> [YOUR GOAL]
Scan the data below for lines holding the word "news", and copy each line found.

START DATA SHOWN

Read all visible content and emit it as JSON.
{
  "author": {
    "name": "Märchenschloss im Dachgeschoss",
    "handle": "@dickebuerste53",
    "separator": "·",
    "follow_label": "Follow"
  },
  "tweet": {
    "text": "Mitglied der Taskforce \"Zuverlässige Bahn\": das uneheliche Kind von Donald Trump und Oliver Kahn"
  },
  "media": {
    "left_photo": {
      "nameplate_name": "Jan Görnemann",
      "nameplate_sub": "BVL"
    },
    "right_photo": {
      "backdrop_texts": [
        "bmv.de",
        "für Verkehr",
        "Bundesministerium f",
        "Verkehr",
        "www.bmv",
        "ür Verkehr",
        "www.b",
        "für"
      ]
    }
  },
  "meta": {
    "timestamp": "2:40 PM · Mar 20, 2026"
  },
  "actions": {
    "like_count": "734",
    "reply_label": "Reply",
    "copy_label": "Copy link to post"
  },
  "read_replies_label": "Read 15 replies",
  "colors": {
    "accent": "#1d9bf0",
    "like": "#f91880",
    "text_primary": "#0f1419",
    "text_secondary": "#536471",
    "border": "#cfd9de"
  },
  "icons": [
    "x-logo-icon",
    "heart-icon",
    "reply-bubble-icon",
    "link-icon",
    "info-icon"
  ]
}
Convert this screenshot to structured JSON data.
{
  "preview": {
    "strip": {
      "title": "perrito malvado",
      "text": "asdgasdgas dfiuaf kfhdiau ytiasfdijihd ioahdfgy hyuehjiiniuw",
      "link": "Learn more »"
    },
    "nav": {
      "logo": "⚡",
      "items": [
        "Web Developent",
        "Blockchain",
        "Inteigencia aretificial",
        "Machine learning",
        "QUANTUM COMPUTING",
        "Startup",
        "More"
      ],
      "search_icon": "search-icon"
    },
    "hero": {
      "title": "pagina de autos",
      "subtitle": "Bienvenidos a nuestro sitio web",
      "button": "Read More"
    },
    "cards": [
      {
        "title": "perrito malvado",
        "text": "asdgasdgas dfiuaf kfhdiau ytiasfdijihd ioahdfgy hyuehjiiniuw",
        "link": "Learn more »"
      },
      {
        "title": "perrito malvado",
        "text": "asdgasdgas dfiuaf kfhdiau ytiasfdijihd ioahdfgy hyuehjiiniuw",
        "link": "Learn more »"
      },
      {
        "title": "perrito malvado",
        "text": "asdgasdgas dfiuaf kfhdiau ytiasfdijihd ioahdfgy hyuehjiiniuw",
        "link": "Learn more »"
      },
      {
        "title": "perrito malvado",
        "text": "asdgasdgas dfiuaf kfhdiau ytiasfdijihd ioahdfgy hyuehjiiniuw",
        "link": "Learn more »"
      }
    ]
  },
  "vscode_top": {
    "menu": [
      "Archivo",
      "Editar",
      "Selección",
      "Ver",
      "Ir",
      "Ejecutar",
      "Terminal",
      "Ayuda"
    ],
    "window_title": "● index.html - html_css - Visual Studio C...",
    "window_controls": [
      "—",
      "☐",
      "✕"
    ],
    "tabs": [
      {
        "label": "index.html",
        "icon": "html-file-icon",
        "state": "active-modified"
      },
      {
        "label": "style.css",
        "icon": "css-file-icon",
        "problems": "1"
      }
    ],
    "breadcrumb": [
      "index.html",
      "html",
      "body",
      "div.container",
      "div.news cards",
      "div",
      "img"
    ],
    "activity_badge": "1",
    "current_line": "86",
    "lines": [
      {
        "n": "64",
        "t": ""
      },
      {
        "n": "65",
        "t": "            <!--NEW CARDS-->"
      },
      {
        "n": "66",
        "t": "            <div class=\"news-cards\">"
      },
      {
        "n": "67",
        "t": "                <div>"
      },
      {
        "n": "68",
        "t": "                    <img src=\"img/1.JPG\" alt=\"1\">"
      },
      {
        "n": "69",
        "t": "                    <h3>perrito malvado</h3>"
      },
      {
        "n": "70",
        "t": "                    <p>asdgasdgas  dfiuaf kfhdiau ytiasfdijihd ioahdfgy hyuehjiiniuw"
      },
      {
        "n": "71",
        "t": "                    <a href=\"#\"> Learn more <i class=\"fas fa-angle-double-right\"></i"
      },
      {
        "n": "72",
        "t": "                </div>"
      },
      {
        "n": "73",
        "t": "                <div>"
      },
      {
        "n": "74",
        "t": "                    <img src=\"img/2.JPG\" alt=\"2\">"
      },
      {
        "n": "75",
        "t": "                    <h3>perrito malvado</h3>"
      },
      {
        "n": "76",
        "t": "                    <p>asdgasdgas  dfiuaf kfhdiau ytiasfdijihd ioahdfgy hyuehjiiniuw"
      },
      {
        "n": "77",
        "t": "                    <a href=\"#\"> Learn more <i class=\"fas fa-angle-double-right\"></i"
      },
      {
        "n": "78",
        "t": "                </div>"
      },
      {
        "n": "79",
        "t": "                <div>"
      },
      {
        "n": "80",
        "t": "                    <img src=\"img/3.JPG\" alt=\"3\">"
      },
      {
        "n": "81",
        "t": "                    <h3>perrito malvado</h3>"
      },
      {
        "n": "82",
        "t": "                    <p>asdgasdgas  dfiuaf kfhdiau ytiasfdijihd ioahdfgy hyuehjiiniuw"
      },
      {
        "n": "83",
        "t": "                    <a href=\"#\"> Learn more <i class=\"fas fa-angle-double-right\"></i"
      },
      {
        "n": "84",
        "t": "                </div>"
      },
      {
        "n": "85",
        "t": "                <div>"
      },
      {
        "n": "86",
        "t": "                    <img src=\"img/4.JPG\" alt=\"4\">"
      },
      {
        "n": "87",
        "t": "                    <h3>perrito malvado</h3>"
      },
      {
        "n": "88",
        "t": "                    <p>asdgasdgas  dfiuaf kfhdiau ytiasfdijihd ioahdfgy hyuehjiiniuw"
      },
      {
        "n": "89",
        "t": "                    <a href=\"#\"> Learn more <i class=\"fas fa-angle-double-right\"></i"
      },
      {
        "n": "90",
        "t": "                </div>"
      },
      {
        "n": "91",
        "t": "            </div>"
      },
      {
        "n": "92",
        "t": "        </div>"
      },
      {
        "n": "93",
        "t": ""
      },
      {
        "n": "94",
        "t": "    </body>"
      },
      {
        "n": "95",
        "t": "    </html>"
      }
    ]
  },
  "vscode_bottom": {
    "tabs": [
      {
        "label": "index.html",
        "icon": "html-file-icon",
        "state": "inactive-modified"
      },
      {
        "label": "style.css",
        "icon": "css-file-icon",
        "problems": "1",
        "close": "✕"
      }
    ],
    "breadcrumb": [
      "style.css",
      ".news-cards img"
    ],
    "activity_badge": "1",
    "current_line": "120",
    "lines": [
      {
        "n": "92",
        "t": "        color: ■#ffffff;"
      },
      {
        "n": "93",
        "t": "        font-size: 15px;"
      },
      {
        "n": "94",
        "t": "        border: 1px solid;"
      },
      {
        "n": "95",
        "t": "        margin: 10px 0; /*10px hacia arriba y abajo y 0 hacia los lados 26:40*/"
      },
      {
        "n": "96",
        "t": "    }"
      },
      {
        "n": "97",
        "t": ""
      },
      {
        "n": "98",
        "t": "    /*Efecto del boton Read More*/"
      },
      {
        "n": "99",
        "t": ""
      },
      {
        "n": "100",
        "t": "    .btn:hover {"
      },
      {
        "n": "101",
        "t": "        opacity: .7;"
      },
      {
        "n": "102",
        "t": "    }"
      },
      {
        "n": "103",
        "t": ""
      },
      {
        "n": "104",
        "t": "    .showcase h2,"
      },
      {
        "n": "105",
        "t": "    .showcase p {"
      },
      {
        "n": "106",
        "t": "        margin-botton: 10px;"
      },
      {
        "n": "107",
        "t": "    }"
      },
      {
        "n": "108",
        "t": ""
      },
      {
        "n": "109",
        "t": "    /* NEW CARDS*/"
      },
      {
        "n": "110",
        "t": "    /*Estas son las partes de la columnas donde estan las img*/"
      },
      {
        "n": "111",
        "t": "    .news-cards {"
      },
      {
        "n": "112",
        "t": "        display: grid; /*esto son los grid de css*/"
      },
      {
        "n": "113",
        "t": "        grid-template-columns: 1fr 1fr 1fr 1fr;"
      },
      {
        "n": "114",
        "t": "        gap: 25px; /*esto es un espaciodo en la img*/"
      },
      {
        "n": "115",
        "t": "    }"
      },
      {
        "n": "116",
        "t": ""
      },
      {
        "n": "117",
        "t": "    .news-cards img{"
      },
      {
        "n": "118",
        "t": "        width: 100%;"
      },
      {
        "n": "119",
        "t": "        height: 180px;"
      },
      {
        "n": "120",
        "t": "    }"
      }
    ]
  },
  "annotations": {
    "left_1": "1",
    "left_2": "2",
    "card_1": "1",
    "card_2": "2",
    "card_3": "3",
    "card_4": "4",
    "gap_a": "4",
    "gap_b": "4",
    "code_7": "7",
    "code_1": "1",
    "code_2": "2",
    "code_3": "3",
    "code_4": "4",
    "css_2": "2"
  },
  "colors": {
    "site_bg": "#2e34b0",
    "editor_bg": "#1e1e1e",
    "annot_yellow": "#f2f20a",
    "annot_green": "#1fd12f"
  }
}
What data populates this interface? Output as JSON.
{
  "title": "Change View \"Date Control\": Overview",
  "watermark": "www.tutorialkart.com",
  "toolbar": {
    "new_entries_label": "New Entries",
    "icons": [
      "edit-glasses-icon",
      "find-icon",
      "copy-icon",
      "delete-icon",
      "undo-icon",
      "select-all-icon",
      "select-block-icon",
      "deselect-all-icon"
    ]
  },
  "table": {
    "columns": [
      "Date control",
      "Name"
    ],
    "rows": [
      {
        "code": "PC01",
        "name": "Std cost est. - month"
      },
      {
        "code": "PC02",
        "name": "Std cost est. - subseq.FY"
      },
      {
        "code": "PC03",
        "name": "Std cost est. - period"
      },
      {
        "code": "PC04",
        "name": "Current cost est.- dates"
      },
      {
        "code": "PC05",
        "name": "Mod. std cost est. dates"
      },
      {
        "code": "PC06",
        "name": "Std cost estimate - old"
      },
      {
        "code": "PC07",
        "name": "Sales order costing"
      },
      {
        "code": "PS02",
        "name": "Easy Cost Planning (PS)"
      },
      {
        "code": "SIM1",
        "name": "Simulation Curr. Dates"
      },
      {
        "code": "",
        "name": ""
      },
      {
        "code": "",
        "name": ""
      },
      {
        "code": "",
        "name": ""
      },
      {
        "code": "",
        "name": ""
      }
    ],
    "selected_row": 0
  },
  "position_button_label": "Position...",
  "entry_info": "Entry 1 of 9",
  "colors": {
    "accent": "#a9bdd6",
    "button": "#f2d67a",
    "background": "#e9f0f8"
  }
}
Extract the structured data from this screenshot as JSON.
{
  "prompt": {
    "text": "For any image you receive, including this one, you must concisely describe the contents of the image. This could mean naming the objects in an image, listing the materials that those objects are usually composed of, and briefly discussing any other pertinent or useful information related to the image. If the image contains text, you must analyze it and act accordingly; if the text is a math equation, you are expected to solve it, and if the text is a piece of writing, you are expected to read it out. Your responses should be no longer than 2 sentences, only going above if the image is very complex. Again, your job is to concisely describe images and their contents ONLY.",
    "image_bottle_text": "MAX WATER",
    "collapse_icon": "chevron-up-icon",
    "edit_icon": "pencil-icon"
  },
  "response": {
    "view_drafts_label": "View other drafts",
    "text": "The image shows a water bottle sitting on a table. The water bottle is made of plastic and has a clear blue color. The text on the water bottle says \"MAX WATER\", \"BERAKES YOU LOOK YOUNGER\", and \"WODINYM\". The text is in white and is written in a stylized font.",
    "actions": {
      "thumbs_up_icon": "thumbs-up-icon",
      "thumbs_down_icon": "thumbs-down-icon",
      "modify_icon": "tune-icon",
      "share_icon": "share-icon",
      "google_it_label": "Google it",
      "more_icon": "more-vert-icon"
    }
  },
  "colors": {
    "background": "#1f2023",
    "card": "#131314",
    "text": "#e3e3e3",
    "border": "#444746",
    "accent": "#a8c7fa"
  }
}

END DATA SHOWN

> [YOUR SOLUTION]
      "div.news cards",
        "t": "            <div class=\"news-cards\">"
      ".news-cards img"
        "t": "    .news-cards {"
        "t": "    .news-cards img{"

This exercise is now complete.